Hopes Lives In Me

Hope.

Sometimes I sit. I sit through the storm and I shake and I wonder if the

Winds will blow me away. I wonder if I can endure the violence, the rage,

The anger. I forget what it was like to feel safe and be at peace, to live in

Lost Hope? 4 Steps to Turn Up Your “Hope Factor”

Amy Ippoliti by Amy Ippoliti | April 19th, 2012 | No Comments
topic: Personal Growth, Relationships | tags: death, dream, emotions, empower, feelings, grieve, HOPE, hopeless, hurt, loss, personal development, Personal Growth, pursuing dreams, Relationships

Lost Hope

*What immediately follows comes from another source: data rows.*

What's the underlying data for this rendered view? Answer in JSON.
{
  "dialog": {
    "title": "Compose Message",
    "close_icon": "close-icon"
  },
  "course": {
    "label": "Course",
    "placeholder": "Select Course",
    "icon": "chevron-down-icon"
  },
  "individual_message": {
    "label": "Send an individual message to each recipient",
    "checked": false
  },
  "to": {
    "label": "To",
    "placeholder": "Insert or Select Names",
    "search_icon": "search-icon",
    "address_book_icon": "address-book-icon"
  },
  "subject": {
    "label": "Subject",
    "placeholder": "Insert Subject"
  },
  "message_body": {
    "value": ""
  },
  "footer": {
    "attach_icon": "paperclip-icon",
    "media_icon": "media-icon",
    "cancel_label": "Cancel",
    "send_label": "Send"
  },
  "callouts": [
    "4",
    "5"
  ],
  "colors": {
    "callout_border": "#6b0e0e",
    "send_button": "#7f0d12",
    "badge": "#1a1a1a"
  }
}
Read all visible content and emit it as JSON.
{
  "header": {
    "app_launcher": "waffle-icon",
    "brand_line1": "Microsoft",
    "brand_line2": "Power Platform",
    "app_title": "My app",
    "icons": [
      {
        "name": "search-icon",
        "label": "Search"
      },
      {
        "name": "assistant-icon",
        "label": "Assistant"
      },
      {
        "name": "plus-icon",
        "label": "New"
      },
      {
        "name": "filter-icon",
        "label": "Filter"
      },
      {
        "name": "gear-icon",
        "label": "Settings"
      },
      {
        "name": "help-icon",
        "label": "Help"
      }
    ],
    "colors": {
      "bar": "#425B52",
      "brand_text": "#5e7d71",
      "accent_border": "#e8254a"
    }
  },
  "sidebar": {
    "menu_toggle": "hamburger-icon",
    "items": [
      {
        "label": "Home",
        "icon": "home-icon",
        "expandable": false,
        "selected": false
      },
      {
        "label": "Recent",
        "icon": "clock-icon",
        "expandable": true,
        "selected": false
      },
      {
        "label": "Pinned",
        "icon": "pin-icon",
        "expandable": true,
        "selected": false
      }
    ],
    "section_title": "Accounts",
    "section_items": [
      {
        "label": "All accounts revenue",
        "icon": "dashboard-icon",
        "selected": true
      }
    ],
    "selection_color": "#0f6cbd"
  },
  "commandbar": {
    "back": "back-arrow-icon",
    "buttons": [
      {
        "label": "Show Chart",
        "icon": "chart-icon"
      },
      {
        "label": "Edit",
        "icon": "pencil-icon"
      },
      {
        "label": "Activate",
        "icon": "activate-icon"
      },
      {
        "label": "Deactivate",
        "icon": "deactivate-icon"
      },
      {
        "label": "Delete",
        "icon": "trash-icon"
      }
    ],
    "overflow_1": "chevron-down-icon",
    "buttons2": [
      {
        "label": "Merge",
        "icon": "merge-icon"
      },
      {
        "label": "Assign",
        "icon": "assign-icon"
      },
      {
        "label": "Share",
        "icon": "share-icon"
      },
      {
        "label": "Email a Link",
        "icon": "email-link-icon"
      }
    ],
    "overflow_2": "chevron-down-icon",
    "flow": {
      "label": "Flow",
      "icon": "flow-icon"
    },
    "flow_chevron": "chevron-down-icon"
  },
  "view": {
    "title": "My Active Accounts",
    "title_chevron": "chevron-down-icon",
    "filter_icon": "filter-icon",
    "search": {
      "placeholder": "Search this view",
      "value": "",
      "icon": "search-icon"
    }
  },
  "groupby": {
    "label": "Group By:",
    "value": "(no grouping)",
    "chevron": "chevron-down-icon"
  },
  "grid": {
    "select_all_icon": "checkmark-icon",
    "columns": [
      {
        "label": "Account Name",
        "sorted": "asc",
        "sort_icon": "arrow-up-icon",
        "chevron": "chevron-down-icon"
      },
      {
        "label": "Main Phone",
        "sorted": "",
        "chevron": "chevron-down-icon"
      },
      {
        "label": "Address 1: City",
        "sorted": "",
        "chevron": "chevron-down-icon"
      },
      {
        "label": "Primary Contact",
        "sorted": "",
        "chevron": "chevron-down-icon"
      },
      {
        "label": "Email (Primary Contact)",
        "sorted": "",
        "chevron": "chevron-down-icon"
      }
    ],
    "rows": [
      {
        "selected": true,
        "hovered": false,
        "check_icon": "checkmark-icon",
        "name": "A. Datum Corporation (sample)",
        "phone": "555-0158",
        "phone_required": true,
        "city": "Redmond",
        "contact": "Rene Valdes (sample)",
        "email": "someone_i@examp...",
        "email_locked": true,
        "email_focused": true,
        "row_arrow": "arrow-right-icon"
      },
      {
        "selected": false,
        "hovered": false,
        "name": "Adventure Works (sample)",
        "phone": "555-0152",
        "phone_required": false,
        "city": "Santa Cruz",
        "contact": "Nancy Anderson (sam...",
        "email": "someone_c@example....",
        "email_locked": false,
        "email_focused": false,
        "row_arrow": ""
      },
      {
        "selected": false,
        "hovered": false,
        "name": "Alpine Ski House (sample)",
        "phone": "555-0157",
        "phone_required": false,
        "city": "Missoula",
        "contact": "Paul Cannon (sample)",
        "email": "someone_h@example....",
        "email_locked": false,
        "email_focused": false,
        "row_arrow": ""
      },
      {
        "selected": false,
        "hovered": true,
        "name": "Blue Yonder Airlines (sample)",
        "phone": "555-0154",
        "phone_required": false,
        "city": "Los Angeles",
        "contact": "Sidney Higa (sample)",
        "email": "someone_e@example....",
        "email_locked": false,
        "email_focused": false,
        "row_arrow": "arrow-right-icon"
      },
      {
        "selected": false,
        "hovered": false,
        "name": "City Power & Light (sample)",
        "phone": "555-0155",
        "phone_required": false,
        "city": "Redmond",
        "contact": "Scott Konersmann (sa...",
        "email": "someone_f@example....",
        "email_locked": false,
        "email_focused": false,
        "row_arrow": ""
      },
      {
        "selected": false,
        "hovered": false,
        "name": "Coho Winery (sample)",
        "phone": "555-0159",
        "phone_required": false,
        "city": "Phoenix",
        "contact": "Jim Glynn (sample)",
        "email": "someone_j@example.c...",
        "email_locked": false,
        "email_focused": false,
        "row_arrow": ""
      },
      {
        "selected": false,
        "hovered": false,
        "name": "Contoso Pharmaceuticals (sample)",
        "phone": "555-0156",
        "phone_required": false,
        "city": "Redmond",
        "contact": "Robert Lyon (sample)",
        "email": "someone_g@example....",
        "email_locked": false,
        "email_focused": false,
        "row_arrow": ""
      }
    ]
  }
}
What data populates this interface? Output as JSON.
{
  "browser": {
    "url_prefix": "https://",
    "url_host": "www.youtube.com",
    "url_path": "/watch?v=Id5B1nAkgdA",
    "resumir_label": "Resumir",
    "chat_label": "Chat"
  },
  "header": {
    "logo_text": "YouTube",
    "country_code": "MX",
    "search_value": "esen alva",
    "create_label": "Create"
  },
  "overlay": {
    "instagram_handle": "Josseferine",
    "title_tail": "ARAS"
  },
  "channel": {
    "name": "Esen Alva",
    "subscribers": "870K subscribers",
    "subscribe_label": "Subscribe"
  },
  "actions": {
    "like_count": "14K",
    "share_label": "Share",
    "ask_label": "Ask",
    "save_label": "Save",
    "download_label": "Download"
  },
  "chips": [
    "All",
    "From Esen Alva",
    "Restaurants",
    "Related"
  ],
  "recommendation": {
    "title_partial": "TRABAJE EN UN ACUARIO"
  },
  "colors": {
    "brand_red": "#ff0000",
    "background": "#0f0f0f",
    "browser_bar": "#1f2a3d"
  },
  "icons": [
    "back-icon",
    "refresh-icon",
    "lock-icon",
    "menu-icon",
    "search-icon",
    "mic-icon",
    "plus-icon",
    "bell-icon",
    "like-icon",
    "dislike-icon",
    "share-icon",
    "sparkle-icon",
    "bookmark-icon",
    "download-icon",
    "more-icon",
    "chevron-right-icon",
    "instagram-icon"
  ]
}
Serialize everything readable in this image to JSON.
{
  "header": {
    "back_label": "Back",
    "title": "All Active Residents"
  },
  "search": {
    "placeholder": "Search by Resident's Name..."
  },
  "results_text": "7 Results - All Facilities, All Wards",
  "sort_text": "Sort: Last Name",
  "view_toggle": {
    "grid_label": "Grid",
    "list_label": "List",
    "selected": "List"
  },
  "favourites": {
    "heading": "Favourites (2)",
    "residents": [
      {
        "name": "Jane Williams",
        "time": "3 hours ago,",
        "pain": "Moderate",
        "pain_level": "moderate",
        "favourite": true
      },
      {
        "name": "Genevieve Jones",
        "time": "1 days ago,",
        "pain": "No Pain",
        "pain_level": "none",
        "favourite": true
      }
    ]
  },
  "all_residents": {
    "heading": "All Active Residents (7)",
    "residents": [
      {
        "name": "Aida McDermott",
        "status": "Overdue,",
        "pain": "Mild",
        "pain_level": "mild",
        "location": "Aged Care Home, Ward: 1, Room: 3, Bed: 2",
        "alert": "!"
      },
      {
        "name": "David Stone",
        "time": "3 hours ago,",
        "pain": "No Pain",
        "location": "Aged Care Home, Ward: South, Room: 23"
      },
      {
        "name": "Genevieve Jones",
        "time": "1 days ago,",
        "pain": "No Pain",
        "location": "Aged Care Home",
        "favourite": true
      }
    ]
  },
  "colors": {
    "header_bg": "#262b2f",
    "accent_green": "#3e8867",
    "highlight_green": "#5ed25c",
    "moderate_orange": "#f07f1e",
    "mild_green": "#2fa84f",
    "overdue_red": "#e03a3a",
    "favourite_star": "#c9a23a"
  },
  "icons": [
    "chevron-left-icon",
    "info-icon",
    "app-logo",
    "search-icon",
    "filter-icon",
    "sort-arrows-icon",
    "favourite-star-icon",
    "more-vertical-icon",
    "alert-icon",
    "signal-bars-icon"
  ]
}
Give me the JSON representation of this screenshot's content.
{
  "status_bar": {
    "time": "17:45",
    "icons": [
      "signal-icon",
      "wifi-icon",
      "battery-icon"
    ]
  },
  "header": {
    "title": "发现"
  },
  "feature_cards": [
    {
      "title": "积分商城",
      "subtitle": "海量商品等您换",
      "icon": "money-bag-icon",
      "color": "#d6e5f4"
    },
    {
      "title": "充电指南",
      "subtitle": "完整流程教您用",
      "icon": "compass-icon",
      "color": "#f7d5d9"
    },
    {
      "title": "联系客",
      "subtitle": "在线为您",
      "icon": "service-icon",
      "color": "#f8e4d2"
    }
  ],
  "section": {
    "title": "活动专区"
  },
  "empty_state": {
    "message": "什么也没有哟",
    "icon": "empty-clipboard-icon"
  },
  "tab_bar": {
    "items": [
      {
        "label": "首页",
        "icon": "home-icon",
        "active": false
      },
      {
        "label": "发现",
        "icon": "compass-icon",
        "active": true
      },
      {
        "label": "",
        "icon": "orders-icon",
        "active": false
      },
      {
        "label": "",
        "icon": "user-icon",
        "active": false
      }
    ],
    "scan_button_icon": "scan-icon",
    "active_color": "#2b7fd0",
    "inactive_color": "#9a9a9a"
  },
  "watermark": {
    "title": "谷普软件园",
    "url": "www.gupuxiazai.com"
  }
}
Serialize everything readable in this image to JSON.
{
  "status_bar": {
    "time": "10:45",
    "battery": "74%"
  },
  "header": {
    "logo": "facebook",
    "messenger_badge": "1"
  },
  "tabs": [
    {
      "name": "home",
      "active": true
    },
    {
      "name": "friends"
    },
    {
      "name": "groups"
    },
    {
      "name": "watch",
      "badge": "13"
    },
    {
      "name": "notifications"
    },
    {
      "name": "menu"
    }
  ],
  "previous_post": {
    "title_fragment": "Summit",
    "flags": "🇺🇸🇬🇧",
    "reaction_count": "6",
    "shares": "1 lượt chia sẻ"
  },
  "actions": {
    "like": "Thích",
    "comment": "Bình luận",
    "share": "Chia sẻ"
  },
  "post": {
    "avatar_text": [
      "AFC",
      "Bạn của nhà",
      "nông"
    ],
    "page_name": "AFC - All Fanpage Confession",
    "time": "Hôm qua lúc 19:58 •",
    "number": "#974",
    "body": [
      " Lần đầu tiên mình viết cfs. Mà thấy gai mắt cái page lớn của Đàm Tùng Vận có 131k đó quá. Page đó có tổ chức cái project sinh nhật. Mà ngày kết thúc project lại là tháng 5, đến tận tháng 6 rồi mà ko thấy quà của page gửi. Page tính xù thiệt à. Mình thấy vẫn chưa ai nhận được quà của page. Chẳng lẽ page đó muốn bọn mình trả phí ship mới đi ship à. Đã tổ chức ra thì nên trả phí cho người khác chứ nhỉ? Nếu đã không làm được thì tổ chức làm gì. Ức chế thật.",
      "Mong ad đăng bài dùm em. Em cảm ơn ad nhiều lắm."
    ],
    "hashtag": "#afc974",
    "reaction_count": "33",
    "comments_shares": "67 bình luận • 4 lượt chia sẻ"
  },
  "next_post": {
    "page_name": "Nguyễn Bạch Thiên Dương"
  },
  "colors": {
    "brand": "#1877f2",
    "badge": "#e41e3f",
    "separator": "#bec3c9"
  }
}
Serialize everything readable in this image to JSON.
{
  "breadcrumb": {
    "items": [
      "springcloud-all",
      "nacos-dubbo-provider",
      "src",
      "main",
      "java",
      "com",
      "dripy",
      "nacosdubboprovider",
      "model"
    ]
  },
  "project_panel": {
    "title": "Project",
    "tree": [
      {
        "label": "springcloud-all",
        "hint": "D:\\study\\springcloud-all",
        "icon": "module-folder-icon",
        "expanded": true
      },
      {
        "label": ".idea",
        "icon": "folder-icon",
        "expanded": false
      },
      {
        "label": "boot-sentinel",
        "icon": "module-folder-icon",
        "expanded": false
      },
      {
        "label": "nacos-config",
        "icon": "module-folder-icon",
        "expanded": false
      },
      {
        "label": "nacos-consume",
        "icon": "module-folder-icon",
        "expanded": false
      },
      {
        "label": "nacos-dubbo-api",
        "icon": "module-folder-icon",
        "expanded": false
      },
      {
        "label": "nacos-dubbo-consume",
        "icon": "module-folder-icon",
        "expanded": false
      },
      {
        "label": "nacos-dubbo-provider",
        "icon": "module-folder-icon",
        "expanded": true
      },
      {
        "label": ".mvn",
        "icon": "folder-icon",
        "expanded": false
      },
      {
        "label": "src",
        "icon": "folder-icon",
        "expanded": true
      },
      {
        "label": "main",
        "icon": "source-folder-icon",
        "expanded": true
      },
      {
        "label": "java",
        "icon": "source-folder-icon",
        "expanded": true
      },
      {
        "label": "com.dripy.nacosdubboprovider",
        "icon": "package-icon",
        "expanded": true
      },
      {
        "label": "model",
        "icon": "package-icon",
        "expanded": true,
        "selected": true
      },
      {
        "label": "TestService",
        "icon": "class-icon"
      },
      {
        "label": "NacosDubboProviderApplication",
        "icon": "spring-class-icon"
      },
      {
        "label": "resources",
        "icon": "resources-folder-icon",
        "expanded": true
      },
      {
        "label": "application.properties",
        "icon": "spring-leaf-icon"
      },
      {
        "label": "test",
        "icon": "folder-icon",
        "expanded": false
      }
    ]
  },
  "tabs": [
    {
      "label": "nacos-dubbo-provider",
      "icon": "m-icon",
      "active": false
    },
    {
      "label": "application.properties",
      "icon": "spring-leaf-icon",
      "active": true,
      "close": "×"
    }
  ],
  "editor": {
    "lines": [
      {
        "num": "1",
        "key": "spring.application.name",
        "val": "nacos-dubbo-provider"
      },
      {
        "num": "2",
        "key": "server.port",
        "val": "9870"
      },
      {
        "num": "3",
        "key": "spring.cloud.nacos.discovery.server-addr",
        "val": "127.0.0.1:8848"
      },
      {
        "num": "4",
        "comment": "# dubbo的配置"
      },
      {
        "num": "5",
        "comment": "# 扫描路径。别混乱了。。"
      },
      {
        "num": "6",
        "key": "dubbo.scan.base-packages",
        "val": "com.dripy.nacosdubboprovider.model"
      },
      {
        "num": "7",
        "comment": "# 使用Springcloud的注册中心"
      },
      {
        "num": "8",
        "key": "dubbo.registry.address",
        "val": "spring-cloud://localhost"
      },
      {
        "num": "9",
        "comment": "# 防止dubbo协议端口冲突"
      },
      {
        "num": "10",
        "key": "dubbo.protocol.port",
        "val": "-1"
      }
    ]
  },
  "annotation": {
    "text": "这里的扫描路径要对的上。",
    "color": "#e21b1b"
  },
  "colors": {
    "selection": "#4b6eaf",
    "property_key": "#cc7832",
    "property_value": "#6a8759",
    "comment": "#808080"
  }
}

To live and love is to risk getting hurt, to lose those we love, to be betrayed or victimized, and to lose hope.

But hope is most palpable when you have lost it.

Everyone experiences a period of feeling hopeless at some point in their life. For some, these feelings may last only a moment; for others, they may last for years. We can lose hope in ourselves, our community, humanity, the prospect of finding love and more.

Have you been there? Here are four steps to help you reclaim hope.

The Case for Crying Out Loud

Suzanne Clores by Suzanne Clores | November 4th, 2010 | 11 Comments
topic: Personal Growth | tags: acceptance, awareness, Buddhist philosophy, calm, control, crying in public, embarassment, emotions, healing, hurt, laughter, Osho, pain, saddness, social stigma, stress, tears, vulnerability, vulnerable, weakness

Woman crying

The other night, I fell down the stairs. Not the whole flight, but the last four gray-slate stairs in the main lobby of the athletic club where I teach yoga. I was fully dressed and in view of at least three people when I tripped over my own boots, breaking my fall with my shins and hands. After the stars stopped swirling and the pain kicked in, I stood up, put on a brave smile and told the wincing front desk staff that I’d be okay. Then I limped out into the dark and, when it felt safe, I started to cry.